Modern South Africa is full of contradictions. The country emerged from Apartheid in 1994, the year in which Mandela was elected president, and its economy became the strongest in the African continent, thanks to social and political reforms. But, since the mid 1990s, the number of South Africans living on less than a dollar a day has doubled, while Johannesburg, once the centre of a political and cultural revolution, is now a city with one of the world’s highest rates of murder, rape and Aids infections.
Despite his admiration, Kentridge holds some unforgiving opinions on the Mandela leadership:
“There were a lot of faults during his era as president. Within his own political decision-making, he was definitely damaged by the sense of loyalty he had to old friends: even if they were incompetent, they were given important positions in government.
“But there was always a mixture of courage and generosity that was astonishing. Sometimes one could not understand his generosity. Why did he want to make such efforts to include such terrible people back into society, after he had been released? But each time I would say: ‘No, he is the person ahead, we are behind him.’”

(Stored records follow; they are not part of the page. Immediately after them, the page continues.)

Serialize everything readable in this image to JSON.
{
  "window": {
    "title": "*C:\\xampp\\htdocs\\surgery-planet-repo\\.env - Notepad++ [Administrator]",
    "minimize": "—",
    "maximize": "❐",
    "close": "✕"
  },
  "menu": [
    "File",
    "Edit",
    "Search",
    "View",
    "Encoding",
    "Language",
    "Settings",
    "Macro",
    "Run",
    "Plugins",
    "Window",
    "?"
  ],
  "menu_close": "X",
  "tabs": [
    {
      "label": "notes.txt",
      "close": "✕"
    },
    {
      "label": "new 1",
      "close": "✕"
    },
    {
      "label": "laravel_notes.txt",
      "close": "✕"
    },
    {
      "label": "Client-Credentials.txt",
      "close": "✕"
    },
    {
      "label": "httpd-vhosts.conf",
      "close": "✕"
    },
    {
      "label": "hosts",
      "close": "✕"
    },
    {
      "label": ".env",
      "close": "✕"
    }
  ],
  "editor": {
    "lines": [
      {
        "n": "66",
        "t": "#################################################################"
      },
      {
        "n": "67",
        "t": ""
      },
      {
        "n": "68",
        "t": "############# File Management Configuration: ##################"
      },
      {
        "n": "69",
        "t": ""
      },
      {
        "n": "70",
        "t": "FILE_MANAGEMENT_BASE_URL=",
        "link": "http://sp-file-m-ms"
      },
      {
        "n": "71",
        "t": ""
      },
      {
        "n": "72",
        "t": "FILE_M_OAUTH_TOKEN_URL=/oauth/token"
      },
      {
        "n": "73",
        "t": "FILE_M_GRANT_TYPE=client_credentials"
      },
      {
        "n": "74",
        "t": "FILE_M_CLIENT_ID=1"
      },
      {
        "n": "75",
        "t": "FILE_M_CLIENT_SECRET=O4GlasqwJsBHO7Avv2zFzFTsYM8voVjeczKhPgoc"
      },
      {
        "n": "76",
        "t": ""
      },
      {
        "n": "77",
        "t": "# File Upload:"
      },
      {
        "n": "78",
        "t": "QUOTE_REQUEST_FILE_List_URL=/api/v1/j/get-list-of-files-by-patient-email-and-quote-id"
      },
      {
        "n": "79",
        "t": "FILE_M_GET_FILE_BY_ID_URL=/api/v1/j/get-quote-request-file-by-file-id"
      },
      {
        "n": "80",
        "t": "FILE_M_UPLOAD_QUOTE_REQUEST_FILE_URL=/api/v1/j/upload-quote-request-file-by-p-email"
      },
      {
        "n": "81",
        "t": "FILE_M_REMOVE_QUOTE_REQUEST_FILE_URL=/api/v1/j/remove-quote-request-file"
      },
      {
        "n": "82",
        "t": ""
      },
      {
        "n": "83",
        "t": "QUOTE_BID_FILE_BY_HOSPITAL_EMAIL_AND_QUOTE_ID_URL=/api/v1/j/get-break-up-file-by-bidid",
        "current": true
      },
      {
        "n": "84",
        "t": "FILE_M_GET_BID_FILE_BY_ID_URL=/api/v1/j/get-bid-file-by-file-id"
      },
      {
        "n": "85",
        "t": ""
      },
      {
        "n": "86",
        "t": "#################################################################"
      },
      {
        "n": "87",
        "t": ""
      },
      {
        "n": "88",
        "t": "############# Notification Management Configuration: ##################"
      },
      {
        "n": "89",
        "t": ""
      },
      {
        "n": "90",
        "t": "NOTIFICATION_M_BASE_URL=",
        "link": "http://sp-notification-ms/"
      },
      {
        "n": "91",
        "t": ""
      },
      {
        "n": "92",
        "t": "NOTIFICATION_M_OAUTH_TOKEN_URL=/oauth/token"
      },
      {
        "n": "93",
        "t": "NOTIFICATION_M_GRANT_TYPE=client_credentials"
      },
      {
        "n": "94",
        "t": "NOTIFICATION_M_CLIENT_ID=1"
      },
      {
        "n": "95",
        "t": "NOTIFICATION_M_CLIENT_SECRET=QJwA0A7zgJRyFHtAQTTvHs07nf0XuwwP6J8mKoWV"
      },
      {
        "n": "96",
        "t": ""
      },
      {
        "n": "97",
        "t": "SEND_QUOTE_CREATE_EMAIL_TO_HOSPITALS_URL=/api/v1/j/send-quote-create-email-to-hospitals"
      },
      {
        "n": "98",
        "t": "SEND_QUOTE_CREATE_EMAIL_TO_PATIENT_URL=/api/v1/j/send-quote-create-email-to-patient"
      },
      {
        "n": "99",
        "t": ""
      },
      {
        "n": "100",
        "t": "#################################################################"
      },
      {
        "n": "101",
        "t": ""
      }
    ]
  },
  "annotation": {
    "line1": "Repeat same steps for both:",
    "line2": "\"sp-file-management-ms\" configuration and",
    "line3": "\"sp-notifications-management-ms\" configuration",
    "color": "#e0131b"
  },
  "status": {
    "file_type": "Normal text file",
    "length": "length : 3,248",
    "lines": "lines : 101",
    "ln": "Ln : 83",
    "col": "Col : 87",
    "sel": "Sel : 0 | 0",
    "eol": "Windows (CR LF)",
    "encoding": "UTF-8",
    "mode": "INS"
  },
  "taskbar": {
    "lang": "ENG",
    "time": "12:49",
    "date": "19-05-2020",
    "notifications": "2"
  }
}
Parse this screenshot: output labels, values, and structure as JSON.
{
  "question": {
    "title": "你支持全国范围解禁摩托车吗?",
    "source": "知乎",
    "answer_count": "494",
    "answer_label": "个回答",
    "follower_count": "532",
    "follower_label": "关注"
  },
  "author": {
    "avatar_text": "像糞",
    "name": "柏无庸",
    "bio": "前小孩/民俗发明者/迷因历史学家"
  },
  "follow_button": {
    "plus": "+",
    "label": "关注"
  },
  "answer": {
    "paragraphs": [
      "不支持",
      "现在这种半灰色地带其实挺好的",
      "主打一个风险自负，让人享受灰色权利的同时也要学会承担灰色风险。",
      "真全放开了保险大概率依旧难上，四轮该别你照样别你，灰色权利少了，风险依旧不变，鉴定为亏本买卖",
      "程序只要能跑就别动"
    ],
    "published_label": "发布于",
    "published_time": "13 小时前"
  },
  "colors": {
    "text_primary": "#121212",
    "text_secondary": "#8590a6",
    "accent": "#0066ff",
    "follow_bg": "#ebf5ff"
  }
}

Over time, however, some critics, both inside and outside South Africa, have maintained that Mandela effectively turned his back on the country’s black population, a view that Kentridge doesn’t share:
“There were such expectations that political freedom was going to turn into economic and political equality, but it doesn’t work that way: you can start a mass nationalisation of all the mines and farms and land and then carry out a huge redistribution, but it is very difficult to do if you are not a self-supporting economy, and you have to rely on foreign investments to keep your mines working and develop new industries. In that sense, I think his hands were very much tied by the situation. South Africa was very dependent on foreign investments coming in, which would have stopped immediately and totally, if there had been huge nationalisation.
“I think it was very important for Mandela to try to create a society in which the people who lived in the country—everyone, white people, black people, Indian people—had a vested interest in making the society work. It was not only weakness on his part, there was a generosity of vision, and the problem was the venality of blacks, whites and businessmen… he was deceived by them. I don’t think that Mandela let the country down, I think the country let Mandela down: everybody was too greedy and too selfish to make the kind of sacrifices that were needed to transform the society.”